It’s an interesting case and not just because of the involvement of Amnesty in it. It states that the motivation of the employer in taking the action it did is irrelevant if the action taken is discriminatory in itself.  In this case Amnesty refused to appoint Ms Ahmed, a Sudanese lady, to be its Sudan researcher because it perceived there to be two potential difficulties with her appointment.  Firstly it was concerned that her impartiality might be called into question, especially given the sensitivity of the conflict in the Darfur region and because she was from north Sudan. Secondly,  Amnesty was worried for her safety and those working with her because of her nationality.  Consequently it decided that she should not be appointed to the role, despite the fact that she waa the best qualified for it.  A claim for race discrimination followed and Ms Ahmed succeeded.  Amnesty was held to have directly discriminated against Ms Ahmed on grounds of her racial origins.

A further argument by Amnesty that to have sent Ms Ahmed to Sudan would have caused them to breach health and safety law was not accepted by the EAT. 

The lesson for employers here is that any steps that might discriminate against an employee on the grounds of race (or sex) even when, as in this case, there might be seemingly sensible or benign reasons behind the decision, may well amount to discrimination.  Employers beware!

Thanks to Daniel Barnett’s case law update for bringing this to my attention.
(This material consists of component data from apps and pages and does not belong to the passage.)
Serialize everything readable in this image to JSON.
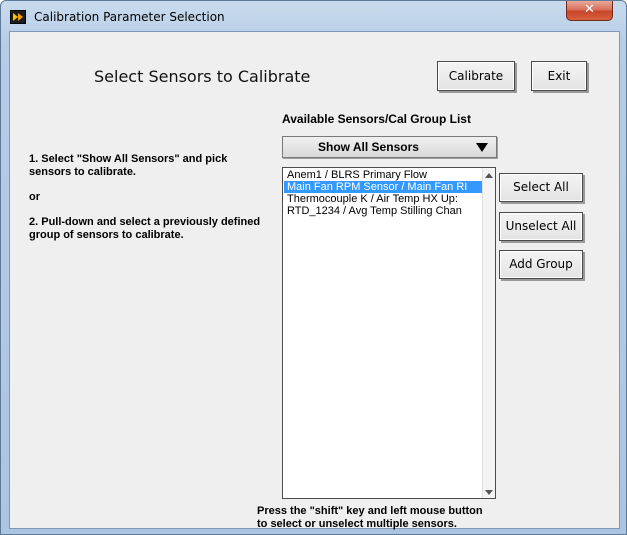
{
  "window": {
    "title": "Calibration Parameter Selection",
    "close_label": "✕"
  },
  "main": {
    "heading": "Select Sensors to Calibrate",
    "calibrate_label": "Calibrate",
    "exit_label": "Exit",
    "list_label": "Available Sensors/Cal Group List",
    "dropdown_value": "Show All Sensors",
    "instructions": {
      "step1": "1. Select \"Show All Sensors\" and pick sensors to calibrate.",
      "or": "or",
      "step2": "2. Pull-down and select a previously defined group of sensors to calibrate."
    },
    "sensors": [
      {
        "label": "Anem1 / BLRS Primary Flow",
        "selected": false
      },
      {
        "label": "Main Fan RPM Sensor / Main Fan RI",
        "selected": true
      },
      {
        "label": "Thermocouple K / Air Temp HX Up:",
        "selected": false
      },
      {
        "label": "RTD_1234 / Avg Temp Stilling Chan",
        "selected": false
      }
    ],
    "select_all_label": "Select All",
    "unselect_all_label": "Unselect All",
    "add_group_label": "Add Group",
    "footer_line1": "Press the \"shift\" key and left mouse button",
    "footer_line2": "to select or unselect multiple sensors."
  },
  "colors": {
    "selection": "#3399ff",
    "close_button": "#c8452a"
  }
}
Free Employment Law Resource

24 08 2009

I am delighted to announce that I will be writing the Employment Law resource on Insite Law, the online legal resource page run by Charon QC.  It is designed to be an online textbook, with hyperlinks to cases and to be capable of being updated regularly so that it remains current.

It is part of his initiative  to get more legal materials online, for free.  It is anticipated that the resource will be of most use to students, but it could also be helpful for practitioners in other disciplines who just want a quick introduction.  I have volunteered to cover employment law and am just in the process of getting started. It’s a daunting prospect at this stage as there is a lot to cover but, when finished, I hope it will be useful to readers and also complement the issues raised in this blog.  It will be published in instalments, which is just as well as I don’t fancy writing 300 pages by the end of the month.

Click here for a link to Charon QC’s announcement and for more on the project as a whole.  Charon QC has covered the law of contract and the law on Sale of Goods.  He is also writing on Tort.  Other contributors, like  Peter Groves of the Ipso Jure blog writing on Intellectual Property, have also come on board.  Hopefully most areas of law will be covered in the fullness of time.